=== WHAT TO DO ===
Write the data out again, character for character, with no images.

(Dataset rows describing interfaces)
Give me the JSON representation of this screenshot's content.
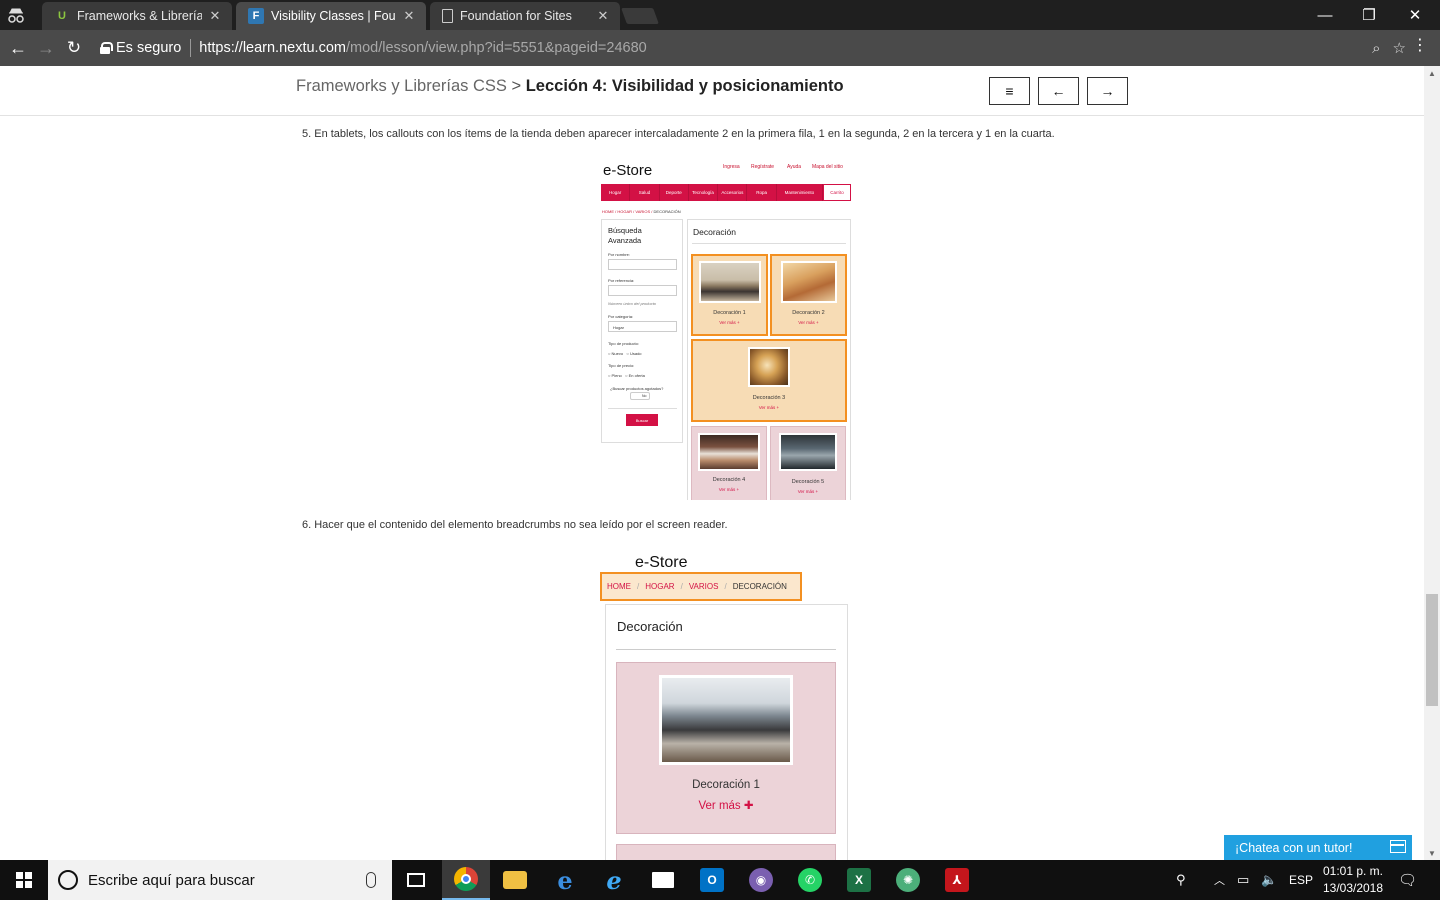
{
  "browser": {
    "tabs": [
      {
        "title": "Frameworks & Librerías C",
        "favicon": "nextu-icon",
        "active": false
      },
      {
        "title": "Visibility Classes | Founda",
        "favicon": "foundation-icon",
        "active": true
      },
      {
        "title": "Foundation for Sites",
        "favicon": "page-icon",
        "active": false
      }
    ],
    "secure_label": "Es seguro",
    "url_base": "https://learn.nextu.com",
    "url_path": "/mod/lesson/view.php?id=5551&pageid=24680"
  },
  "lesson": {
    "course": "Frameworks y Librerías CSS",
    "separator": ">",
    "title": "Lección 4: Visibilidad y posicionamiento",
    "menu_icon": "≡",
    "prev_icon": "←",
    "next_icon": "→"
  },
  "content": {
    "step5": "5. En tablets, los callouts con los ítems de la tienda deben aparecer intercaladamente 2 en la primera fila, 1 en la segunda, 2 en la tercera y 1 en la cuarta.",
    "step6": "6. Hacer que el contenido del elemento breadcrumbs no sea leído por el screen reader."
  },
  "estore1": {
    "logo": "e-Store",
    "top_links": [
      "Ingresa",
      "Regístrate",
      "Ayuda",
      "Mapa del sitio"
    ],
    "nav": [
      "Hogar",
      "Salud",
      "Deporte",
      "Tecnología",
      "Accesorios",
      "Ropa",
      "Mantenimiento"
    ],
    "cart": "Carrito",
    "breadcrumbs": [
      "HOME",
      "HOGAR",
      "VARIOS",
      "DECORACIÓN"
    ],
    "search_title": "Búsqueda Avanzada",
    "by_name": "Por nombre:",
    "by_ref": "Por referencia:",
    "ref_hint": "Número único del producto",
    "by_category": "Por categoría:",
    "category_value": "Hogar",
    "product_type": "Tipo de producto:",
    "type_options": [
      "Nuevo",
      "Usado"
    ],
    "price_type": "Tipo de precio:",
    "price_options": [
      "Pleno",
      "En oferta"
    ],
    "sold_out_q": "¿Buscar productos agotados?",
    "toggle": "No",
    "search_btn": "Buscar",
    "section_title": "Decoración",
    "cards": [
      {
        "name": "Decoración 1",
        "more": "Ver más +"
      },
      {
        "name": "Decoración 2",
        "more": "Ver más +"
      },
      {
        "name": "Decoración 3",
        "more": "Ver más +"
      },
      {
        "name": "Decoración 4",
        "more": "Ver más +"
      },
      {
        "name": "Decoración 5",
        "more": "Ver más +"
      }
    ]
  },
  "estore2": {
    "logo": "e-Store",
    "breadcrumbs": [
      "HOME",
      "HOGAR",
      "VARIOS",
      "DECORACIÓN"
    ],
    "crumb_sep": "/",
    "section_title": "Decoración",
    "card_name": "Decoración 1",
    "card_more": "Ver más ✚"
  },
  "chat": {
    "label": "¡Chatea con un tutor!"
  },
  "taskbar": {
    "search_placeholder": "Escribe aquí para buscar",
    "lang": "ESP",
    "time": "01:01 p. m.",
    "date": "13/03/2018"
  }
}
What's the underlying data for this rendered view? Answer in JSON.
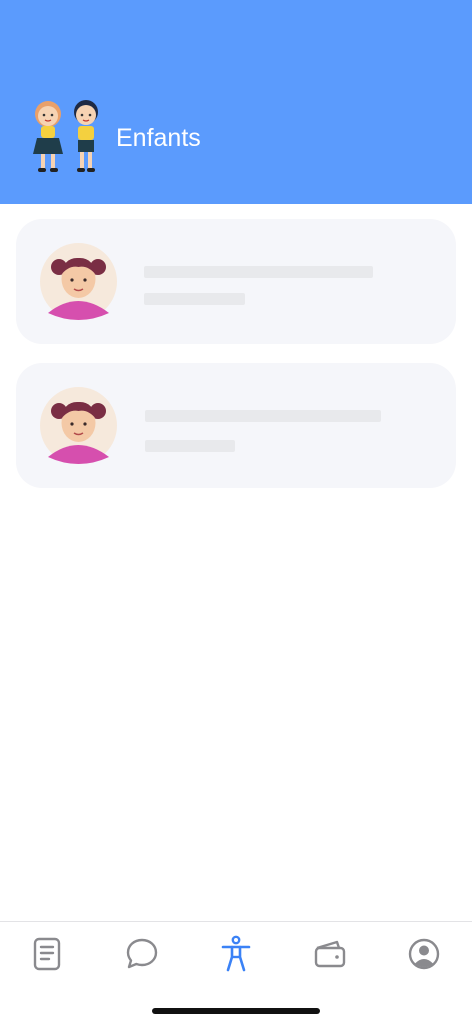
{
  "header": {
    "title": "Enfants",
    "background": "#5b9bfd",
    "illustration": "children-illustration"
  },
  "children": [
    {
      "avatar": "girl-avatar-icon",
      "name": "",
      "detail": ""
    },
    {
      "avatar": "girl-avatar-icon",
      "name": "",
      "detail": ""
    }
  ],
  "tabbar": {
    "active": "children",
    "accent": "#3b82f6",
    "inactive": "#8a8a8e",
    "tabs": [
      {
        "icon": "document-icon",
        "id": "documents"
      },
      {
        "icon": "chat-bubble-icon",
        "id": "messages"
      },
      {
        "icon": "person-accessibility-icon",
        "id": "children"
      },
      {
        "icon": "wallet-icon",
        "id": "wallet"
      },
      {
        "icon": "account-circle-icon",
        "id": "profile"
      }
    ]
  }
}
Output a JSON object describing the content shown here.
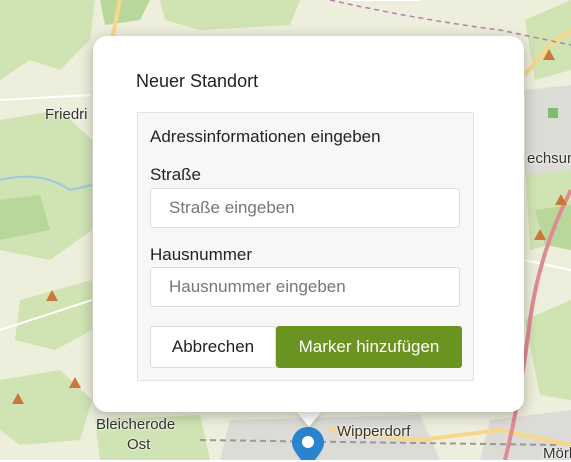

=== RESULT OF THE EXERCISE ===
Give me the JSON representation of this screenshot's content.
{
  "browser": {
    "tabs": [
      {
        "title": "Frameworks & Librerías C",
        "favicon": "nextu-icon",
        "active": false
      },
      {
        "title": "Visibility Classes | Founda",
        "favicon": "foundation-icon",
        "active": true
      },
      {
        "title": "Foundation for Sites",
        "favicon": "page-icon",
        "active": false
      }
    ],
    "secure_label": "Es seguro",
    "url_base": "https://learn.nextu.com",
    "url_path": "/mod/lesson/view.php?id=5551&pageid=24680"
  },
  "lesson": {
    "course": "Frameworks y Librerías CSS",
    "separator": ">",
    "title": "Lección 4: Visibilidad y posicionamiento",
    "menu_icon": "≡",
    "prev_icon": "←",
    "next_icon": "→"
  },
  "content": {
    "step5": "5. En tablets, los callouts con los ítems de la tienda deben aparecer intercaladamente 2 en la primera fila, 1 en la segunda, 2 en la tercera y 1 en la cuarta.",
    "step6": "6. Hacer que el contenido del elemento breadcrumbs no sea leído por el screen reader."
  },
  "estore1": {
    "logo": "e-Store",
    "top_links": [
      "Ingresa",
      "Regístrate",
      "Ayuda",
      "Mapa del sitio"
    ],
    "nav": [
      "Hogar",
      "Salud",
      "Deporte",
      "Tecnología",
      "Accesorios",
      "Ropa",
      "Mantenimiento"
    ],
    "cart": "Carrito",
    "breadcrumbs": [
      "HOME",
      "HOGAR",
      "VARIOS",
      "DECORACIÓN"
    ],
    "search_title": "Búsqueda Avanzada",
    "by_name": "Por nombre:",
    "by_ref": "Por referencia:",
    "ref_hint": "Número único del producto",
    "by_category": "Por categoría:",
    "category_value": "Hogar",
    "product_type": "Tipo de producto:",
    "type_options": [
      "Nuevo",
      "Usado"
    ],
    "price_type": "Tipo de precio:",
    "price_options": [
      "Pleno",
      "En oferta"
    ],
    "sold_out_q": "¿Buscar productos agotados?",
    "toggle": "No",
    "search_btn": "Buscar",
    "section_title": "Decoración",
    "cards": [
      {
        "name": "Decoración 1",
        "more": "Ver más +"
      },
      {
        "name": "Decoración 2",
        "more": "Ver más +"
      },
      {
        "name": "Decoración 3",
        "more": "Ver más +"
      },
      {
        "name": "Decoración 4",
        "more": "Ver más +"
      },
      {
        "name": "Decoración 5",
        "more": "Ver más +"
      }
    ]
  },
  "estore2": {
    "logo": "e-Store",
    "breadcrumbs": [
      "HOME",
      "HOGAR",
      "VARIOS",
      "DECORACIÓN"
    ],
    "crumb_sep": "/",
    "section_title": "Decoración",
    "card_name": "Decoración 1",
    "card_more": "Ver más ✚"
  },
  "chat": {
    "label": "¡Chatea con un tutor!"
  },
  "taskbar": {
    "search_placeholder": "Escribe aquí para buscar",
    "lang": "ESP",
    "time": "01:01 p. m.",
    "date": "13/03/2018"
  }
}
What's the underlying data for this rendered view? Answer in JSON.
{
  "header": {
    "title": "Enfants",
    "background": "#5b9bfd",
    "illustration": "children-illustration"
  },
  "children": [
    {
      "avatar": "girl-avatar-icon",
      "name": "",
      "detail": ""
    },
    {
      "avatar": "girl-avatar-icon",
      "name": "",
      "detail": ""
    }
  ],
  "tabbar": {
    "active": "children",
    "accent": "#3b82f6",
    "inactive": "#8a8a8e",
    "tabs": [
      {
        "icon": "document-icon",
        "id": "documents"
      },
      {
        "icon": "chat-bubble-icon",
        "id": "messages"
      },
      {
        "icon": "person-accessibility-icon",
        "id": "children"
      },
      {
        "icon": "wallet-icon",
        "id": "wallet"
      },
      {
        "icon": "account-circle-icon",
        "id": "profile"
      }
    ]
  }
}
Output a JSON object describing the content shown here.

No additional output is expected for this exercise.